The working title for the full album is Leisurely, so we thought it would be fun to call the EP “selections from” (a record that hasn’t even come out yet) and tease it a bit!
So there are plans for a full Paul Loren album?
I’m currently chiseling away at the marble. Stay tuned!
“I Know a Place” is a powerful message, both lyrically and in the images portrayed in the video. Was the time just right for you to release this track? Do you think it’s more powerful as a stand-alone single, rather than an EP or album track?
It just felt like the right time to put it out. It’s a hopeful song. It makes me hopeful when I sing it and I think people could use some optimism right about now. I’d certainly like to include it on the full record when we do put it out, but I also quite like it as a single.
As a New Yorker, were you exposed, either personally or via family/friend experience to any of the civil wrongs depicted in “I Know a Place?”
Growing up, we certainly heard stories about Stonewall in the Village and the riots of ’69. While some of the events depicted in the video are part of history (or haven’t necessarily occurred in our own backyards) I wanted to create the sense that we’re all tied very closely to these wrongs as we’re made up of the same stuff.
My first reaction to your voice was, “this man sounds like Sam Cooke reborn.” Do you get that reaction a lot? What other crooners have folks described you as sounding like?
That’s a great compliment, thank you! I love Sam’s voice for sure. He’s been a big influence on my singing and songwriting.
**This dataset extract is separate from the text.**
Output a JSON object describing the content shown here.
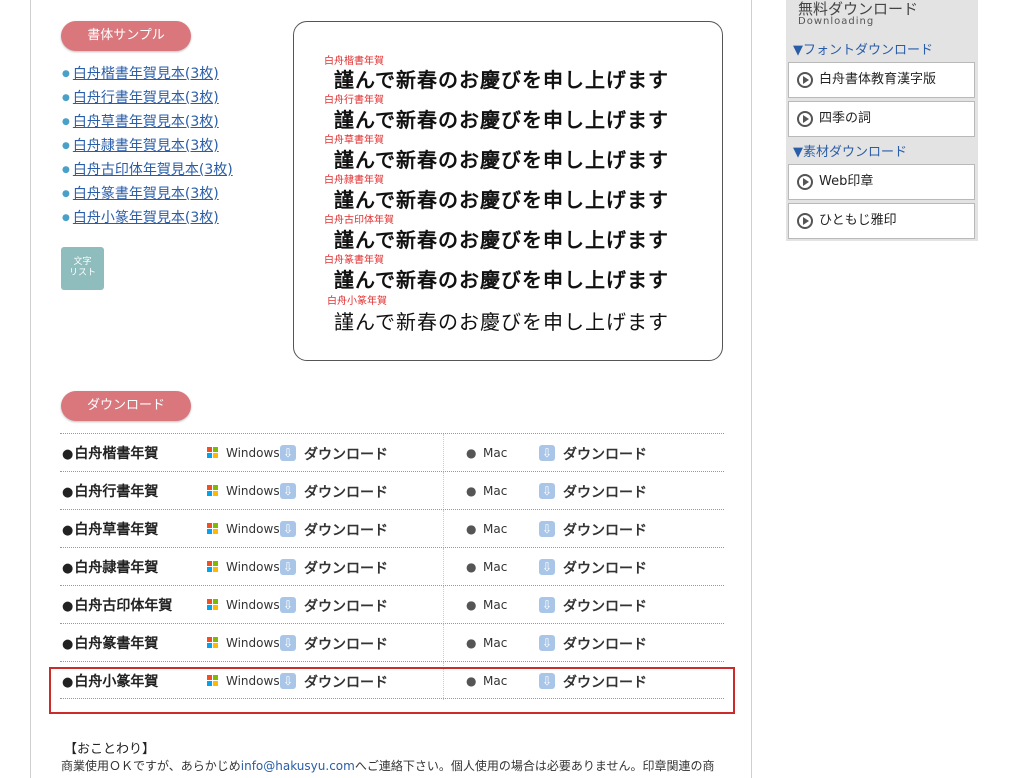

I’ll sometimes get Frankie Valli or Bobby Darin even, depending on the type of tune I’m singing. They’re also some of my favorites.
With Otis Redding being another influence of yours, what was it like to perform at the Stax Museum in Memphis?
That whole trip was incredible. Stax truly is hallowed ground, not just for soul music but ALL music. I loved learning of how blacks and whites worked together at Stax Records to create the Memphis music culture of the 1960’s It’s a great example of people unifying in a really tumultuous time to make powerful and moving music.
I understand that you record, using mag tape. For what reasons do you personally do that versus digital? Does it help maintain your vintage vibe?
To my ears, tape just sounds better. Digital is definitely catching up to analog, but magnetic tape captures so much information from the performance—usually leaving out the tinny or unattractive frequencies. Also the natural compression that happens with tape, especially when recording at louder volumes, is so pleasing to the ears. It’s round and warm and very earthy.
With the myriad soul, R&B, and pop artists that have influenced your style, if you had to choose your favorite artist of all time, could you?
I definitely don’t have just have one, but some of my favorites: Ray Charles, Sinatra, Sam Cooke, Otis, Frankie Valli, Aretha, everything Motown; also songwriters like Carole King, Burt Bacharach, Jimmy Van Heusen, and of course Lennon/McCartney.
If you had the opportunity to share the stage with any artist, living or deceased, who would it be?
Wouldn’t it be so fun to be a part of a Las Vegas show with Frank, Dean and Sammy (The Rat Pack) in the early 60’s? Those guys looked like they had a blast.
What is your personal motto, or the advice someone gave you that you live by?
It’s so important to carve out some space amidst our busy lives for ‘leisure time,’ whatever that means to you. Even if it’s 5 minutes for a little coffee and some reflection, it’s necessary for health, creativity and inspiration.
Which do you prefer more; performing or the process of writing original songs?
They’re two different hats, but I love wearing them both. Songwriting is almost like solving a beautiful puzzle, very cerebral, while performing on stage always brings me back to being in the moment. It’s a more visceral version of myself.
Where to you see yourself in five years?
Continuing this music-making journey! The goal is to keep singing for more and more people and to be exposed to new cities, countries and audiences with my music. The feeling of the unknown is something wonderfully motivating to me, and I’m excited for what the future holds!